## WHAT TO PRODUCE
Which lines below hold the word "title"? Report each one.

= Beginning of Section =

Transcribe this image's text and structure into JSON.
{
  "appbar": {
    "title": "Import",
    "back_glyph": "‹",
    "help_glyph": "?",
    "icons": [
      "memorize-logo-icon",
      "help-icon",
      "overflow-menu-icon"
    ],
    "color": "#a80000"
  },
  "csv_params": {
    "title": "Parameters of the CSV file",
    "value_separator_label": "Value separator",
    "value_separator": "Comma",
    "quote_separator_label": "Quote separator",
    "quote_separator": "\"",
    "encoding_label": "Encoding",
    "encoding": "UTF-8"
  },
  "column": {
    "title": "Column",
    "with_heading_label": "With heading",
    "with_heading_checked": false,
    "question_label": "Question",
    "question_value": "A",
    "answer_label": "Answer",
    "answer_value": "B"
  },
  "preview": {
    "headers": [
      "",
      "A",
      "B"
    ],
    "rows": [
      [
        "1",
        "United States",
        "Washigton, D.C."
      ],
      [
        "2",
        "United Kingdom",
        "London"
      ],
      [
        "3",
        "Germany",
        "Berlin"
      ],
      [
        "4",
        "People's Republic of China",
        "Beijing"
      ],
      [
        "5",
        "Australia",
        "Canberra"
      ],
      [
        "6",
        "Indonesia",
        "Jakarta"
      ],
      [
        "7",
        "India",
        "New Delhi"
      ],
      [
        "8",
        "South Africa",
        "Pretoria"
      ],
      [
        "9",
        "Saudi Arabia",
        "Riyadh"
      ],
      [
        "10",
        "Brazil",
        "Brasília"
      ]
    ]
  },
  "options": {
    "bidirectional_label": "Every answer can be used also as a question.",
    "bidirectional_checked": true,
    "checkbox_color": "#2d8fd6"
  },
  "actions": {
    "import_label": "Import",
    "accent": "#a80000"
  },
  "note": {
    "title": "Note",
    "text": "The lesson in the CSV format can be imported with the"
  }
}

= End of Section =

## TASK RESULT
    "title": "Import",
    "title": "Parameters of the CSV file",
    "title": "Column",
    "title": "Note",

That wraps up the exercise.